----- Provided records

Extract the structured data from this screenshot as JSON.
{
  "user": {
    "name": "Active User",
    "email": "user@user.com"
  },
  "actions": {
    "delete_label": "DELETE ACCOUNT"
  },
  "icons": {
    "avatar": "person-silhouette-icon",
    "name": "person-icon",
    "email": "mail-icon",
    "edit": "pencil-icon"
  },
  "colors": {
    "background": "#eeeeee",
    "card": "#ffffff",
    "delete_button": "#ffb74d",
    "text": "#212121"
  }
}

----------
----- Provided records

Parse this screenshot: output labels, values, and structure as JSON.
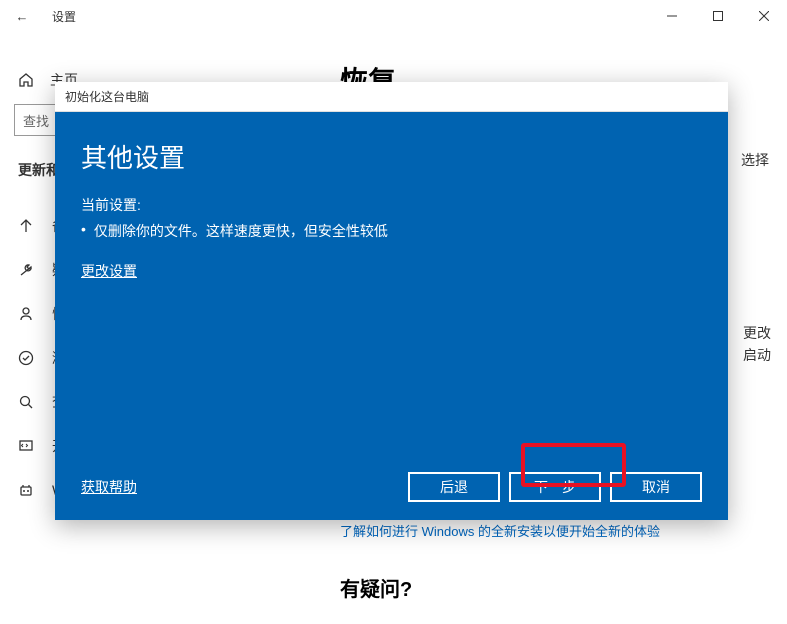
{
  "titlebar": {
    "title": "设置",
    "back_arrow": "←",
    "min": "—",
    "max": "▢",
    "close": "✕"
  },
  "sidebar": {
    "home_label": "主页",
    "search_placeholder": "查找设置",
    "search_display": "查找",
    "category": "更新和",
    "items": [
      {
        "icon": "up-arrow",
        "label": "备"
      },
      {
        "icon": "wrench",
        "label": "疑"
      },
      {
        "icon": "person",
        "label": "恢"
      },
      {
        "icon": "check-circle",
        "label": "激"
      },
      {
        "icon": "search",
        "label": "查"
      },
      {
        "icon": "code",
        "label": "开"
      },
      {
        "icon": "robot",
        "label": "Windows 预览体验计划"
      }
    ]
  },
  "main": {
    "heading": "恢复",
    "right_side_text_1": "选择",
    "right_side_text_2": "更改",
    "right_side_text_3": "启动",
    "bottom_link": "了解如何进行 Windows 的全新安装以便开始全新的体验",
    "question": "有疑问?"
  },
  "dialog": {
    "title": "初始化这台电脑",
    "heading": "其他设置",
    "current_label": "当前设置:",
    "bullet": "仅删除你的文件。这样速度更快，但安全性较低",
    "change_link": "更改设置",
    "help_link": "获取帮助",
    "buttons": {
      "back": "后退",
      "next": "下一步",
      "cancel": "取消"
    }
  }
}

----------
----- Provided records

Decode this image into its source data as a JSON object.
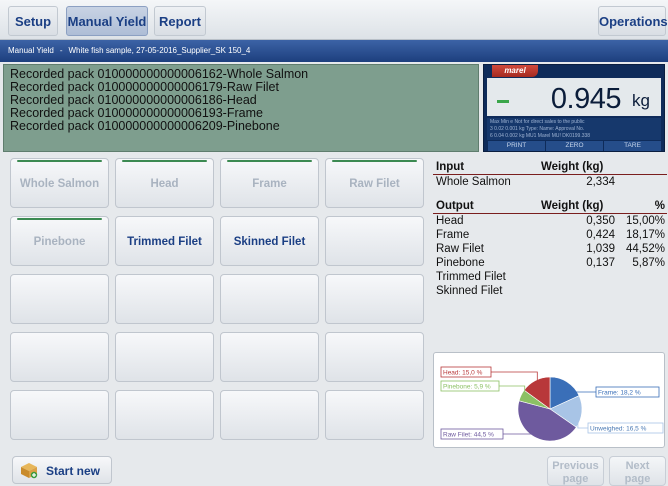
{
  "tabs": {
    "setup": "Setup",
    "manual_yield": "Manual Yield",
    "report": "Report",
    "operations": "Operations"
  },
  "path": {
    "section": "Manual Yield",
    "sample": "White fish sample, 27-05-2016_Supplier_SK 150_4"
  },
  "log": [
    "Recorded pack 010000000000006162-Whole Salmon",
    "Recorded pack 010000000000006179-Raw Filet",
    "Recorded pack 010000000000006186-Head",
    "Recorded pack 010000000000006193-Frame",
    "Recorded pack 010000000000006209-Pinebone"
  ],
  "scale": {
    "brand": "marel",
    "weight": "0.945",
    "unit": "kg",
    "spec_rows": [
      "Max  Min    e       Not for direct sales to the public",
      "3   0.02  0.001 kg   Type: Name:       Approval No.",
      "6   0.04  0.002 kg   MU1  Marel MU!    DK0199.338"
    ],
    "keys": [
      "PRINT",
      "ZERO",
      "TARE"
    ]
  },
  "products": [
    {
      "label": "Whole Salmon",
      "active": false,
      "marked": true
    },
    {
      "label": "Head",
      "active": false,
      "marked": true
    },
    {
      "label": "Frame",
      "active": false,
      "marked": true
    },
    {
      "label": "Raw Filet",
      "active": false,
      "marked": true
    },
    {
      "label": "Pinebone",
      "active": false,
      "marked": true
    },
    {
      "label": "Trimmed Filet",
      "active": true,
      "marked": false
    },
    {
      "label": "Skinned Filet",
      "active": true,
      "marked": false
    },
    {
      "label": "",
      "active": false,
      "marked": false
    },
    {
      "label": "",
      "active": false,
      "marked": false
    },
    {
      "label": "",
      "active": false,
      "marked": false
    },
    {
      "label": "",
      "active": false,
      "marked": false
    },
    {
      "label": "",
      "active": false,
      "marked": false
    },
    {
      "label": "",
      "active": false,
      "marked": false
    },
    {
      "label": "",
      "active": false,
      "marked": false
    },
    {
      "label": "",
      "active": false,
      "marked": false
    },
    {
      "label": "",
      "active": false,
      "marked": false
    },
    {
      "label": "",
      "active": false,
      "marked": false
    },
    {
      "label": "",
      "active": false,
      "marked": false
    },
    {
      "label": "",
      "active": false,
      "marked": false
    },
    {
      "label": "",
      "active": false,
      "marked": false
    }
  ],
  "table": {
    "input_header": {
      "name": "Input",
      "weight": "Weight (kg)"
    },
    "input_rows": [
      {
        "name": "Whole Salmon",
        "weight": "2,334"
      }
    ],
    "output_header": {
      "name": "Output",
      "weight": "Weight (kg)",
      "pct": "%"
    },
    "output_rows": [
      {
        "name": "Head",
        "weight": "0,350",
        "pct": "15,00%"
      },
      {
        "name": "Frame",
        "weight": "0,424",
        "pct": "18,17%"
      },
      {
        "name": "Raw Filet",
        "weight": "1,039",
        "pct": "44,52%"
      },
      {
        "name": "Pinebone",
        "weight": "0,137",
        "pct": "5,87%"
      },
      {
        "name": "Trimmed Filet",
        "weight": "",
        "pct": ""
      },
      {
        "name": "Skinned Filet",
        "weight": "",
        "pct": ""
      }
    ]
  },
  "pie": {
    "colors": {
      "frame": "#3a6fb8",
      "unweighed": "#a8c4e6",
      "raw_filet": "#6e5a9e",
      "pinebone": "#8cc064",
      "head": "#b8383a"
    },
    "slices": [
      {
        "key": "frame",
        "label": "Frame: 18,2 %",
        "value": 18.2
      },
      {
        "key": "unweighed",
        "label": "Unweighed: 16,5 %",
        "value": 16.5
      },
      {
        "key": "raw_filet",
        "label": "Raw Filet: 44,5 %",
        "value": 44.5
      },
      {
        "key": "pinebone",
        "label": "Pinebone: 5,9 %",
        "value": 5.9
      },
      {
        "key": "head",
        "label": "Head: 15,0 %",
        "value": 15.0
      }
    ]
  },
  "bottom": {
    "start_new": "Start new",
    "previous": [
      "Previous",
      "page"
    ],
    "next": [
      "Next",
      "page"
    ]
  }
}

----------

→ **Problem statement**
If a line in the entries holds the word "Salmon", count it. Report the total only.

→ **Result of this task**
3